* [Activity] Your answer must consist of the lines running from the one that holds "Extract the structured" to the end of the data, copied exactly.

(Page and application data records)
* * * * *
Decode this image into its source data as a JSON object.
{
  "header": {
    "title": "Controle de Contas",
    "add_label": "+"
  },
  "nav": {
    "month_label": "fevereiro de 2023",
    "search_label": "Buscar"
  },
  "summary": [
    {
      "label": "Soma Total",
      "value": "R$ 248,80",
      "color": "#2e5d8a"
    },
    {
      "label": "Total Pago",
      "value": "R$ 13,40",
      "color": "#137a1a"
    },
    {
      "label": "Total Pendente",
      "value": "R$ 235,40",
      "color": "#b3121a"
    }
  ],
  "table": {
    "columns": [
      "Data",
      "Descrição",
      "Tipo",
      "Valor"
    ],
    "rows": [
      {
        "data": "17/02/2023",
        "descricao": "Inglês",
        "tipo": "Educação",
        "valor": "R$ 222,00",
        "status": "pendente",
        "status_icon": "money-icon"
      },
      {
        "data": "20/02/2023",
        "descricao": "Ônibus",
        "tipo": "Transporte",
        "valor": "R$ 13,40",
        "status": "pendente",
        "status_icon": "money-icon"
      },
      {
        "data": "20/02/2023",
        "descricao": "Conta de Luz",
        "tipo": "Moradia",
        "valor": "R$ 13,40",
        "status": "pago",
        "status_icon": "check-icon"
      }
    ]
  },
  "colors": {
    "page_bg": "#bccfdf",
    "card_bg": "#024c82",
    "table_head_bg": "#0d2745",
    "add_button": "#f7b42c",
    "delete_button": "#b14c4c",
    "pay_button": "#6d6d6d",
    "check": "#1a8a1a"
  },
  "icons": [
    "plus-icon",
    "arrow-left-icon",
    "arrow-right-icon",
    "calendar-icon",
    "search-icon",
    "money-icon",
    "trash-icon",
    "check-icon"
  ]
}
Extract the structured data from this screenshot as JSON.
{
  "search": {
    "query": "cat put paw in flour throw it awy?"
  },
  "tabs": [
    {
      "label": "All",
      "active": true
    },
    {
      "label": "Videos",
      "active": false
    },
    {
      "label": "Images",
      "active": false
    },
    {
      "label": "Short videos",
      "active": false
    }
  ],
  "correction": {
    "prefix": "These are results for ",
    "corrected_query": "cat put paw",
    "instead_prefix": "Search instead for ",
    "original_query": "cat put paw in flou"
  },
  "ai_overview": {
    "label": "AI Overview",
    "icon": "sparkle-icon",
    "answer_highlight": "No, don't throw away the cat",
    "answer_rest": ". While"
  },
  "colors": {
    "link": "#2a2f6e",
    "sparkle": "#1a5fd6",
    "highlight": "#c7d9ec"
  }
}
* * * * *
* [Task solution]
Extract the structured data from this screenshot as JSON.
{
  "search": {
    "query": "cat put paw in flour throw it awy?"
  },
  "tabs": [
    {
      "label": "All",
      "active": true
    },
    {
      "label": "Videos",
      "active": false
    },
    {
      "label": "Images",
      "active": false
    },
    {
      "label": "Short videos",
      "active": false
    }
  ],
  "correction": {
    "prefix": "These are results for ",
    "corrected_query": "cat put paw",
    "instead_prefix": "Search instead for ",
    "original_query": "cat put paw in flou"
  },
  "ai_overview": {
    "label": "AI Overview",
    "icon": "sparkle-icon",
    "answer_highlight": "No, don't throw away the cat",
    "answer_rest": ". While"
  },
  "colors": {
    "link": "#2a2f6e",
    "sparkle": "#1a5fd6",
    "highlight": "#c7d9ec"
  }
}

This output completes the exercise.